It’s hard to explain—it was just something I slid into,” said Andy Rempel. He was describing his job as a fashion stylist, which is akin to defining style itself. After all, what is style? Rempel offered an explanation. “I think of it as playing with ideas of what’s appropriate and expected,” he said. “You twist things, not to offend, but just to have fun. Maybe you have a gown that’s appropriately appointed with jewelry, and then the shoe is a little off. Maybe it’s the color or height, but it’s something to make the whole look a little awkward, uncomfortable—not normal.”

His own ensemble on a recent steamy day was a good example. He had paired standard Gap cargo shorts with a cream-colored football jersey, notable for its Playboy logo, layered over a pale blue T-shirt. And his shoe—a louche version of a loafer from Dolce & Gabbana, in brown leather and denim patchwork, worn sans sock—did indeed make the outfit. It was an astute mix of upscale, average, and downmarket. Naturally, Rempel has his favorite boutiques, but he also loves thrift stores. His favorites are Everyday People, the Unique and Savers thrift stores in Columbia Heights, and the Goodwill in Roseville.

Ultimately, Rempel said, style is a matter of fit, both with one’s personality and one’s body. “Especially here in the Midwest, women need to take a good look at their bodies and figure out what works.” He targeted ill-fitting bras as the most common fashion faux pas among women: “Ladies need to run, not walk, to the closest good lingerie department and get properly fitted!” In general, women buy clothing that’s too tight, but Rempel also sees slender types in baggy sweatshirts who “think tight clothing is sexual, which it doesn’t have to be.”

As a tip to avoid potentially regrettable purchases, Rempel recommends getting opinions from other shoppers, not friends or sales clerks. “A friend doesn’t want to hurt your feelings, but strangers who aren’t trying to make a sale—they’ll tell you the truth.”

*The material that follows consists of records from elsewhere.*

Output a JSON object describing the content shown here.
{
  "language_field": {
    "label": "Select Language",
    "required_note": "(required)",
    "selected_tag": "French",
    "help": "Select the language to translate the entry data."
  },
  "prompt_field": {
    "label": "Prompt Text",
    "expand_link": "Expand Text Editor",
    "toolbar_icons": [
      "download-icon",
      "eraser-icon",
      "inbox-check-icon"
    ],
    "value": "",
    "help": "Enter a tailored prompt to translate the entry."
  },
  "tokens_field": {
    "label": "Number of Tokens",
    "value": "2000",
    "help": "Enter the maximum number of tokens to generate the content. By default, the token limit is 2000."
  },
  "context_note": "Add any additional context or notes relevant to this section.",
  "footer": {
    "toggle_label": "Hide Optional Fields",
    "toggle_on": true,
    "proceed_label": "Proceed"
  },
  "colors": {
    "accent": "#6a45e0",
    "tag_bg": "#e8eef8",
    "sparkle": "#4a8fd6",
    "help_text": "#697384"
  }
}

There was one last, mystifying issue Rempel was able to clear up. Who pays full price? He smiled. “A lot more people than you think.”

—Julie Caniglia